The sequel adds more variety when it comes to gameplay, with both Yarnys working together to get past each obstacle using their yarn, in order to control the world and complete whatever puzzles they encounter. I found the gameplay to be very fast and fluent, and when pulled off correctly, moves such as wall jumping or swinging from branch to branch, felt very rewarding. I found the controls anything but a chore, taking very little time to master. Most of the puzzles can be completed with ease, whereas with others I found myself pausing for a moment trying to work them out. These challenges offer a great mix of difficulty to the game so it never becomes too easy.

Just like the first game, you have the main hub where you navigate around to different pictures which then takes you to the many different levels, only this time, instead of being in a house, your hub is set in a lighthouse. With each level you complete, it brings you closer to moving up the lighthouse and unlocking more levels to be played, with each taking an average of around twenty to twenty-five minutes, therefore, it’s not a two-hour game and then you’re done.

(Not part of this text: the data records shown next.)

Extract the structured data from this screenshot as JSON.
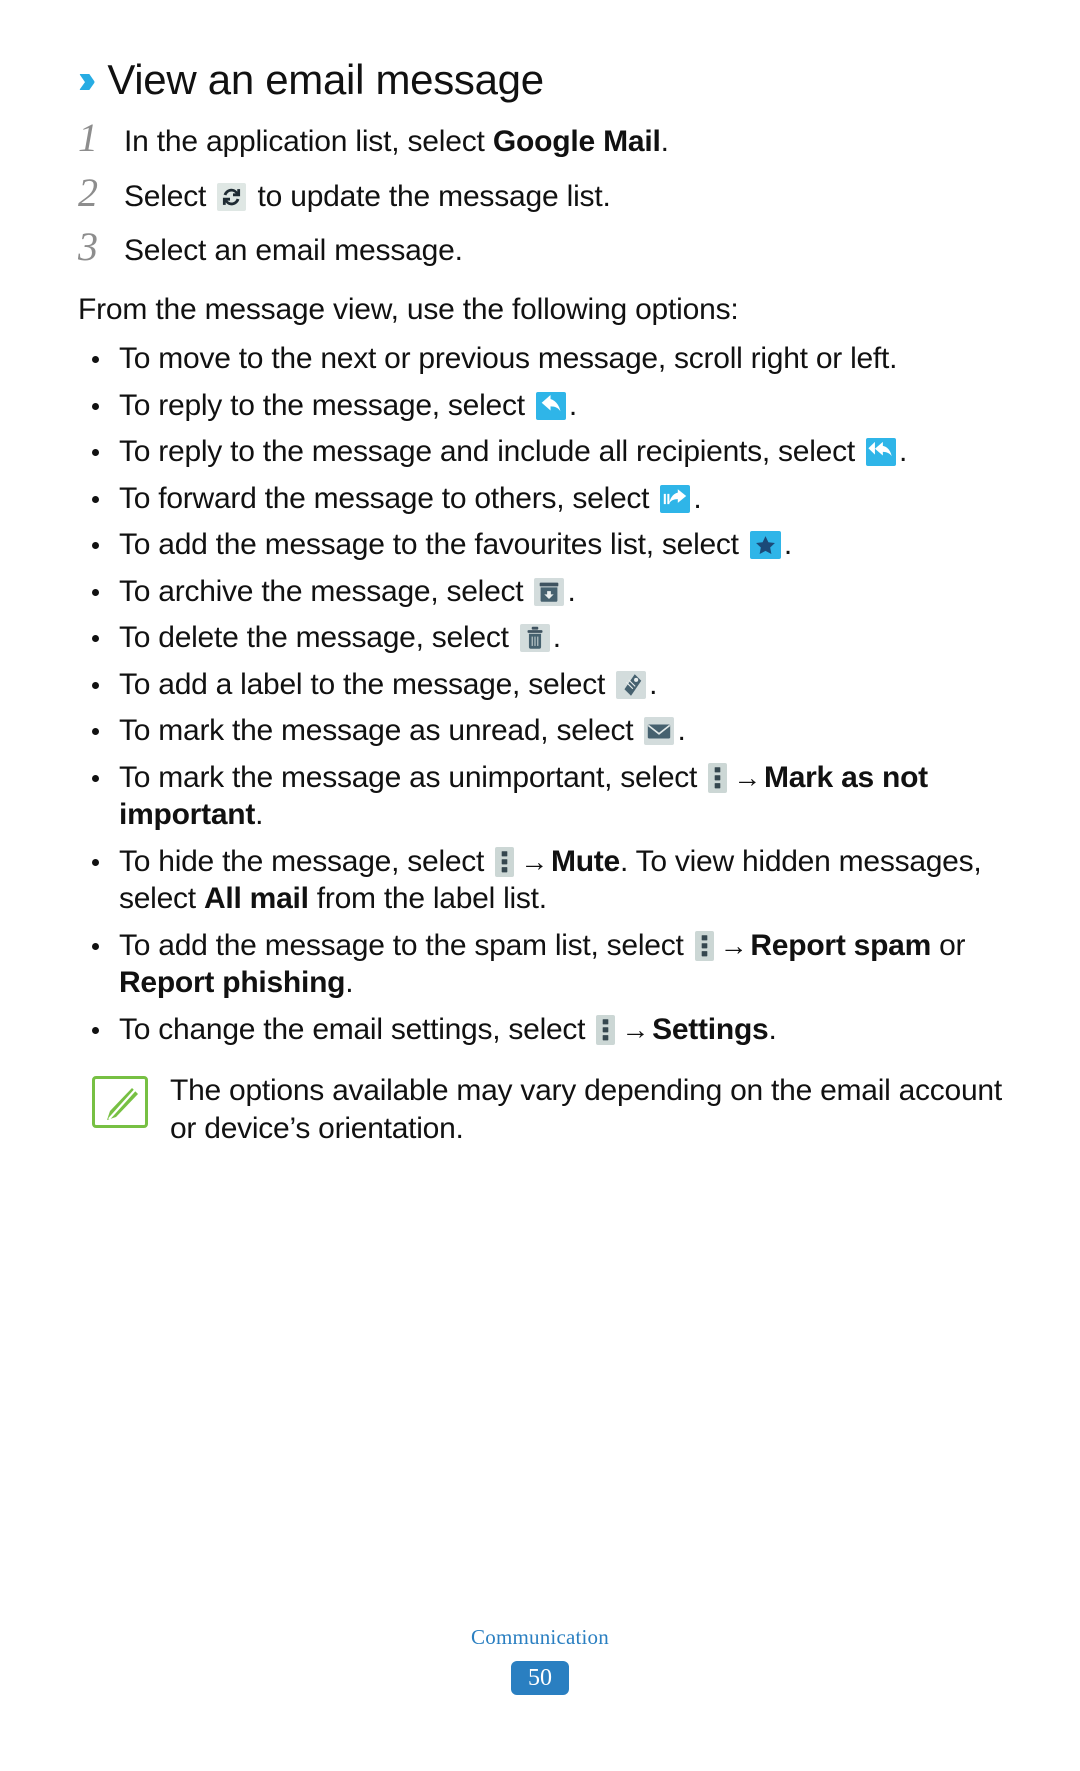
{
  "heading": {
    "chevron": "››",
    "title": "View an email message"
  },
  "steps": [
    {
      "num": "1",
      "pre": "In the application list, select ",
      "bold": "Google Mail",
      "post": "."
    },
    {
      "num": "2",
      "pre": "Select ",
      "icon": "refresh-icon",
      "post": " to update the message list."
    },
    {
      "num": "3",
      "pre": "Select an email message.",
      "post": ""
    }
  ],
  "intro": "From the message view, use the following options:",
  "options": [
    {
      "name": "option-scroll",
      "pre": "To move to the next or previous message, scroll right or left.",
      "icon": null,
      "post": ""
    },
    {
      "name": "option-reply",
      "pre": "To reply to the message, select ",
      "icon": "reply-icon",
      "post": "."
    },
    {
      "name": "option-reply-all",
      "pre": "To reply to the message and include all recipients, select ",
      "icon": "reply-all-icon",
      "post": "."
    },
    {
      "name": "option-forward",
      "pre": "To forward the message to others, select ",
      "icon": "forward-icon",
      "post": "."
    },
    {
      "name": "option-favourite",
      "pre": "To add the message to the favourites list, select ",
      "icon": "star-icon",
      "post": "."
    },
    {
      "name": "option-archive",
      "pre": "To archive the message, select ",
      "icon": "archive-icon",
      "post": "."
    },
    {
      "name": "option-delete",
      "pre": "To delete the message, select ",
      "icon": "trash-icon",
      "post": "."
    },
    {
      "name": "option-label",
      "pre": "To add a label to the message, select ",
      "icon": "label-icon",
      "post": "."
    },
    {
      "name": "option-unread",
      "pre": "To mark the message as unread, select ",
      "icon": "envelope-icon",
      "post": "."
    },
    {
      "name": "option-unimportant",
      "pre": "To mark the message as unimportant, select ",
      "icon": "menu-icon",
      "arrow": "→",
      "bold": "Mark as not important",
      "post": "."
    },
    {
      "name": "option-mute",
      "pre": "To hide the message, select ",
      "icon": "menu-icon",
      "arrow": "→",
      "bold": "Mute",
      "post": ". To view hidden messages, select ",
      "bold2": "All mail",
      "post2": " from the label list."
    },
    {
      "name": "option-spam",
      "pre": "To add the message to the spam list, select ",
      "icon": "menu-icon",
      "arrow": "→",
      "bold": "Report spam",
      "post": " or ",
      "bold2": "Report phishing",
      "post2": "."
    },
    {
      "name": "option-settings",
      "pre": "To change the email settings, select ",
      "icon": "menu-icon",
      "arrow": "→",
      "bold": "Settings",
      "post": "."
    }
  ],
  "note": {
    "icon": "note-pen-icon",
    "text": "The options available may vary depending on the email account or device’s orientation."
  },
  "footer": {
    "section": "Communication",
    "page_number": "50"
  },
  "colors": {
    "accent_blue": "#2fb5e8",
    "heading_chevron": "#27ace3",
    "footer_blue": "#2a7fc1",
    "note_green": "#77c043",
    "icon_gray": "#d3dcdc",
    "step_number_gray": "#8d8d8d"
  }
}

There are enemies throughout in the form of shadows, one touch from these and it’s instant death, seeing you restart at the beginning of the area you died in. There is a spark that you follows through each level, so there is never a “where-am-I-supposed-to-go” moment, although that being said, it won’t help you with the puzzles, you’re on your own with that one. Unless, of course, you’re really stuck, then there are hints that can be accessed, with each giving you more detail on how a certain puzzle is solved, until it basically says, “do this, do that, thank you very much, enjoy the rest of the game”.

At first, you start with the original red Yarny, but are then introduced to a blue Yarny. They can, however, be customised from within the pause menu very early on in the game. Head, eyes, body and colour can all be changed to whatever you please from the different options available. I feel this is a great idea, especially for the colour side of the customisation, as many players in the world suffer from colour blindness or other visual problems, so this could help them immensely.

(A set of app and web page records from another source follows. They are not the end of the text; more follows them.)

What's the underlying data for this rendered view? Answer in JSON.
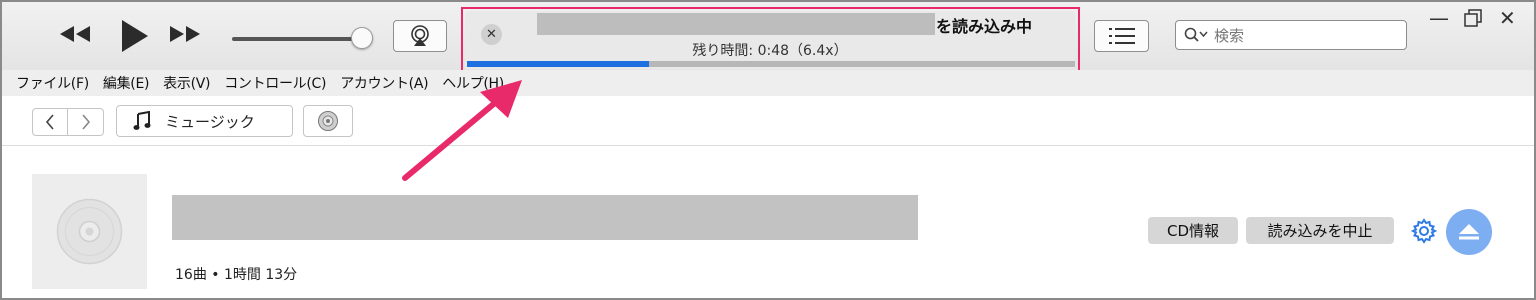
{
  "toolbar": {
    "lcd": {
      "status_suffix": "を読み込み中",
      "time_remaining": "残り時間: 0:48（6.4x）",
      "progress_fraction": 0.3
    },
    "search": {
      "placeholder": "検索"
    }
  },
  "menubar": {
    "items": [
      "ファイル(F)",
      "編集(E)",
      "表示(V)",
      "コントロール(C)",
      "アカウント(A)",
      "ヘルプ(H)"
    ]
  },
  "nav": {
    "media_selector": "ミュージック"
  },
  "album": {
    "meta": "16曲 • 1時間 13分",
    "cd_info_label": "CD情報",
    "stop_import_label": "読み込みを中止"
  },
  "colors": {
    "accent_blue": "#1e6fe0",
    "highlight": "#e8296a",
    "eject": "#7eaef2"
  }
}
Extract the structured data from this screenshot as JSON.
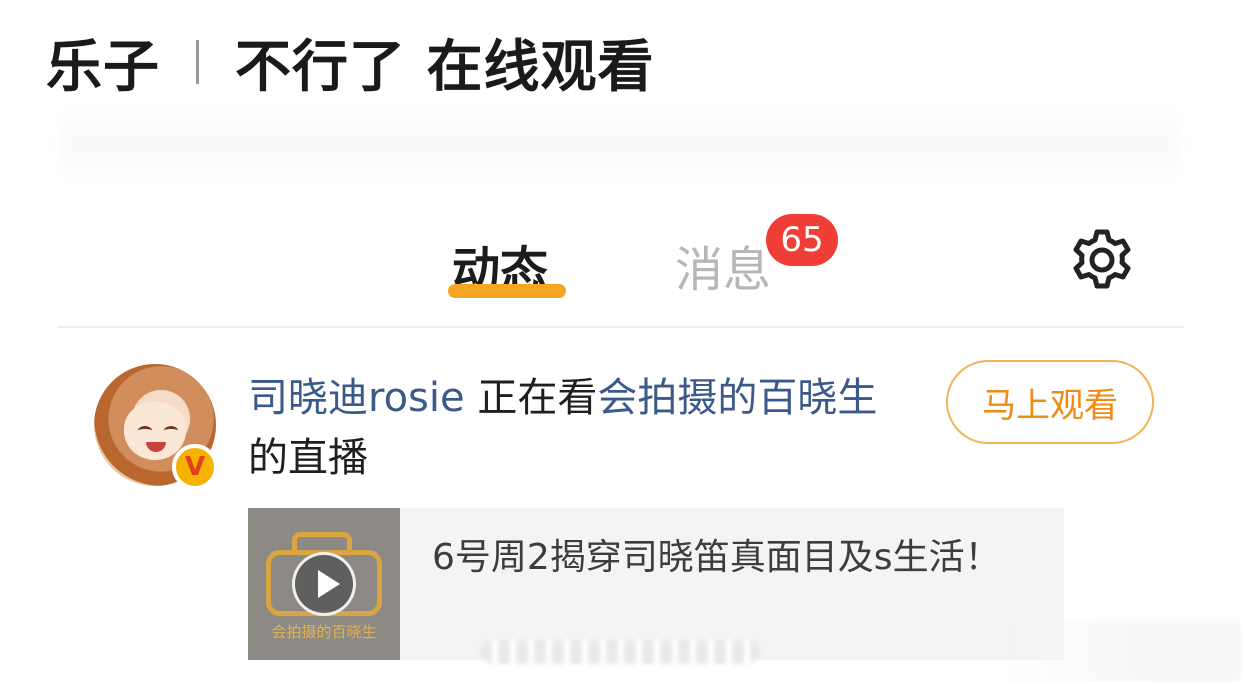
{
  "post": {
    "left": "乐子",
    "right": "不行了 在线观看"
  },
  "tabs": {
    "active": "动态",
    "inactive": "消息",
    "badge": "65"
  },
  "icons": {
    "settings": "gear-icon",
    "verified": "verified-v-icon",
    "play": "play-icon"
  },
  "feed": {
    "user_name": "司晓迪rosie",
    "action": " 正在看",
    "target_user": "会拍摄的百晓生",
    "suffix": " 的直播",
    "watch_button": "马上观看",
    "verified_label": "V"
  },
  "live_card": {
    "title": "6号周2揭穿司晓笛真面目及s生活！",
    "thumb_caption": "会拍摄的百晓生"
  },
  "colors": {
    "accent": "#f6a623",
    "badge": "#ef3e36",
    "link": "#3b5a8a",
    "button_text": "#ef8b12"
  }
}
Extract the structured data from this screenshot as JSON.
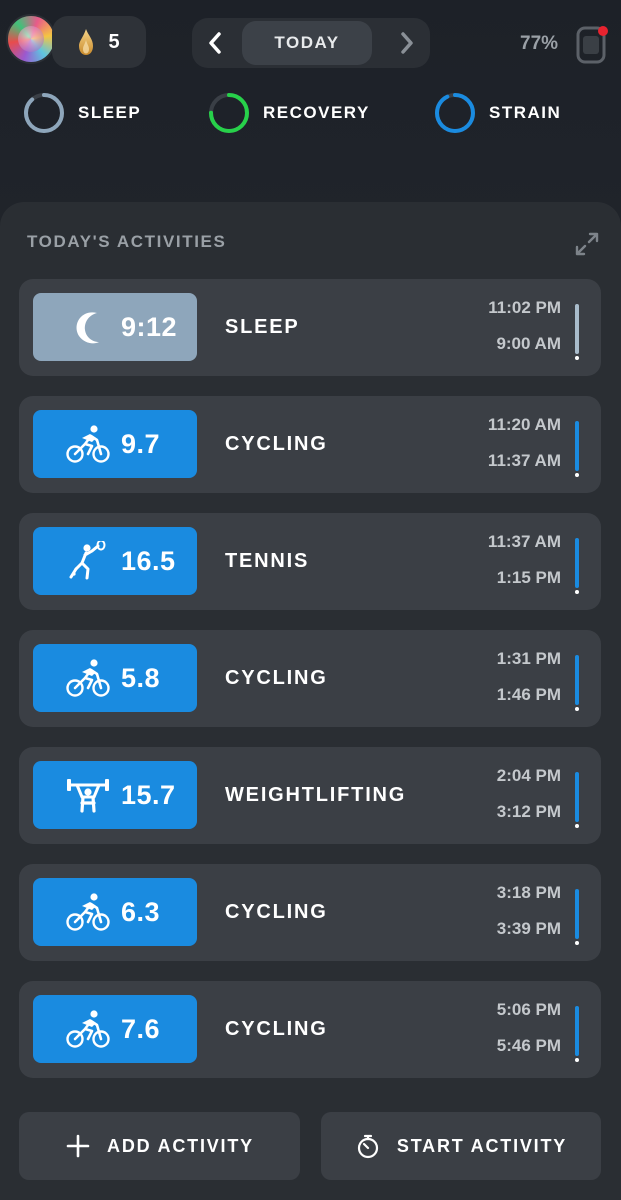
{
  "header": {
    "streak_count": "5",
    "date_label": "TODAY",
    "battery": "77%"
  },
  "metrics": [
    {
      "label": "SLEEP",
      "color": "#8ea6bb"
    },
    {
      "label": "RECOVERY",
      "color": "#27d14a"
    },
    {
      "label": "STRAIN",
      "color": "#1a8be0"
    }
  ],
  "activities_panel": {
    "title": "TODAY'S ACTIVITIES",
    "rows": [
      {
        "icon": "moon-icon",
        "value": "9:12",
        "name": "SLEEP",
        "start": "11:02 PM",
        "end": "9:00 AM"
      },
      {
        "icon": "cycling-icon",
        "value": "9.7",
        "name": "CYCLING",
        "start": "11:20 AM",
        "end": "11:37 AM"
      },
      {
        "icon": "tennis-icon",
        "value": "16.5",
        "name": "TENNIS",
        "start": "11:37 AM",
        "end": "1:15 PM"
      },
      {
        "icon": "cycling-icon",
        "value": "5.8",
        "name": "CYCLING",
        "start": "1:31 PM",
        "end": "1:46 PM"
      },
      {
        "icon": "weightlifting-icon",
        "value": "15.7",
        "name": "WEIGHTLIFTING",
        "start": "2:04 PM",
        "end": "3:12 PM"
      },
      {
        "icon": "cycling-icon",
        "value": "6.3",
        "name": "CYCLING",
        "start": "3:18 PM",
        "end": "3:39 PM"
      },
      {
        "icon": "cycling-icon",
        "value": "7.6",
        "name": "CYCLING",
        "start": "5:06 PM",
        "end": "5:46 PM"
      }
    ]
  },
  "buttons": {
    "add_activity": "ADD ACTIVITY",
    "start_activity": "START ACTIVITY"
  },
  "colors": {
    "accent_blue": "#1a8be0",
    "sleep_gray": "#8ea6bb",
    "recovery_green": "#27d14a",
    "notification_red": "#e8232f"
  }
}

The presentation within Unravel Two is intoxicating. I could hear in great detail everything that was happening around me. Whether it be the trees moving in the wind, water flowing along a stream or rain pouring from the sky, which when added with the music set the tone for the game and complimented the visuals, making it a complete experience that leads you on a rollercoaster of emotions.

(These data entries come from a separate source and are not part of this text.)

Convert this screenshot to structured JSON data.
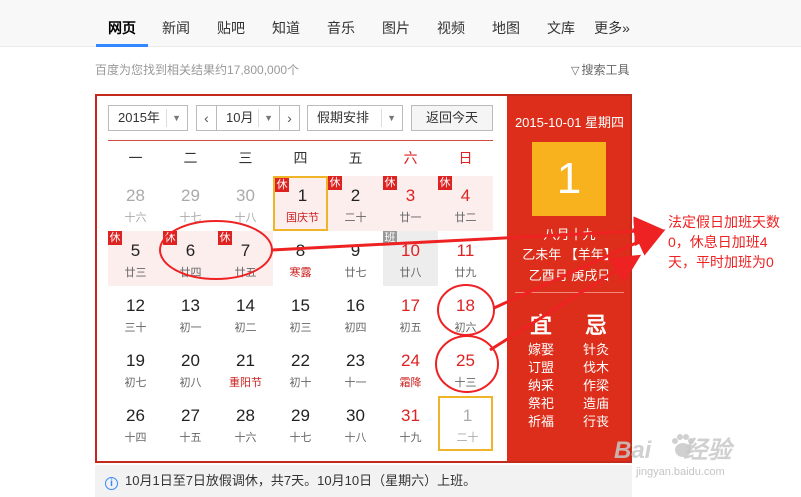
{
  "nav": {
    "tabs": [
      {
        "label": "网页",
        "active": true
      },
      {
        "label": "新闻"
      },
      {
        "label": "贴吧"
      },
      {
        "label": "知道"
      },
      {
        "label": "音乐"
      },
      {
        "label": "图片"
      },
      {
        "label": "视频"
      },
      {
        "label": "地图"
      },
      {
        "label": "文库"
      },
      {
        "label": "更多»"
      }
    ]
  },
  "results": {
    "count_text": "百度为您找到相关结果约17,800,000个",
    "tools_label": "搜索工具"
  },
  "calendar": {
    "year_select": "2015年",
    "month_select": "10月",
    "holiday_select": "假期安排",
    "today_button": "返回今天",
    "prev_arrow": "‹",
    "next_arrow": "›",
    "weekdays": [
      "一",
      "二",
      "三",
      "四",
      "五",
      "六",
      "日"
    ],
    "weeks": [
      [
        {
          "d": "28",
          "l": "十六",
          "faded": true
        },
        {
          "d": "29",
          "l": "十七",
          "faded": true
        },
        {
          "d": "30",
          "l": "十八",
          "faded": true
        },
        {
          "d": "1",
          "l": "国庆节",
          "festival": true,
          "tag": "休",
          "hol": true,
          "selected": true
        },
        {
          "d": "2",
          "l": "二十",
          "tag": "休",
          "hol": true
        },
        {
          "d": "3",
          "l": "廿一",
          "tag": "休",
          "hol": true
        },
        {
          "d": "4",
          "l": "廿二",
          "tag": "休",
          "hol": true
        }
      ],
      [
        {
          "d": "5",
          "l": "廿三",
          "tag": "休",
          "hol": true
        },
        {
          "d": "6",
          "l": "廿四",
          "tag": "休",
          "hol": true
        },
        {
          "d": "7",
          "l": "廿五",
          "tag": "休",
          "hol": true
        },
        {
          "d": "8",
          "l": "寒露",
          "festival": true
        },
        {
          "d": "9",
          "l": "廿七"
        },
        {
          "d": "10",
          "l": "廿八",
          "tag": "班",
          "work": true
        },
        {
          "d": "11",
          "l": "廿九"
        }
      ],
      [
        {
          "d": "12",
          "l": "三十"
        },
        {
          "d": "13",
          "l": "初一"
        },
        {
          "d": "14",
          "l": "初二"
        },
        {
          "d": "15",
          "l": "初三"
        },
        {
          "d": "16",
          "l": "初四"
        },
        {
          "d": "17",
          "l": "初五"
        },
        {
          "d": "18",
          "l": "初六"
        }
      ],
      [
        {
          "d": "19",
          "l": "初七"
        },
        {
          "d": "20",
          "l": "初八"
        },
        {
          "d": "21",
          "l": "重阳节",
          "festival": true
        },
        {
          "d": "22",
          "l": "初十"
        },
        {
          "d": "23",
          "l": "十一"
        },
        {
          "d": "24",
          "l": "霜降",
          "festival": true
        },
        {
          "d": "25",
          "l": "十三"
        }
      ],
      [
        {
          "d": "26",
          "l": "十四"
        },
        {
          "d": "27",
          "l": "十五"
        },
        {
          "d": "28",
          "l": "十六"
        },
        {
          "d": "29",
          "l": "十七"
        },
        {
          "d": "30",
          "l": "十八"
        },
        {
          "d": "31",
          "l": "十九"
        },
        {
          "d": "1",
          "l": "二十",
          "faded": true,
          "today": true
        }
      ]
    ],
    "detail": {
      "date": "2015-10-01 星期四",
      "big_day": "1",
      "lunar": "八月十九",
      "ganzhi_line1": "乙未年 【羊年】",
      "ganzhi_line2": "乙酉月 庚戌日",
      "yi_label": "宜",
      "ji_label": "忌",
      "yi_items": [
        "嫁娶",
        "订盟",
        "纳采",
        "祭祀",
        "祈福"
      ],
      "ji_items": [
        "针灸",
        "伐木",
        "作梁",
        "造庙",
        "行丧"
      ]
    }
  },
  "notice": {
    "text": "10月1日至7日放假调休，共7天。10月10日（星期六）上班。"
  },
  "annotation": {
    "line1": "法定假日加班天数",
    "line2": "0，休息日加班4",
    "line3": "天，平时加班为0"
  },
  "watermark": {
    "text_a": "Bai",
    "text_a2": "经验",
    "text_b": "jingyan.baidu.com"
  },
  "colors": {
    "accent_red": "#dc2e1a",
    "today_yellow": "#f7b21e",
    "annotation_red": "#e22"
  }
}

As a side note, the developers wanted this game to be more a celebration of youth than the first game’s focus on family. They based many of the levels on their own memories of messing around as children. I personally love things like this, it’s like you get to see a little bit of the lives of the people who put their blood, sweat and tears into making such an outstanding game.

Final Impressions

For me, I found Unravel Two just as incredibly fun to play as the first, if not more so, thanks to the addition of a second Yarny into the mix. If you’ve never played an Unravel game or you’re still on the fence then now is the time, you can even play them in backwards order if you so wish, as the stories aren’t linked whatsoever. Also, there is a free Unravel Two theme available on the PlayStation Store if you want to give your PlayStation that extra Unravel treatment. Just search ‘Unravel 2 Theme’ and download away.

*Code kindly provided by the publisher for review*

Developer: Coldwood Interactive  / Publisher: EA
Release date: 09/06/2018
Platforms: PS4
Platform Reviewed on: PS4 Pro

Unravel Two


Final Score



  • Easy controls, I never found them fiddly or hard to execute whatever it was I was trying to do
  • Stunning visuals, the world around you really is breathtaking, I often caught myself stopping to look at everything that was going on
  • Characters are now customisable, meaning both Yarnys will never get boring to look at, plus the added help for people with colour blindness or other eye problems
  • Atmospheric sound, giving you every little detail of the Unravel universe
  • Reasonably priced, at just £15.99 it really is a steal for just how good Unravel Two is


  • Online co-op isn’t available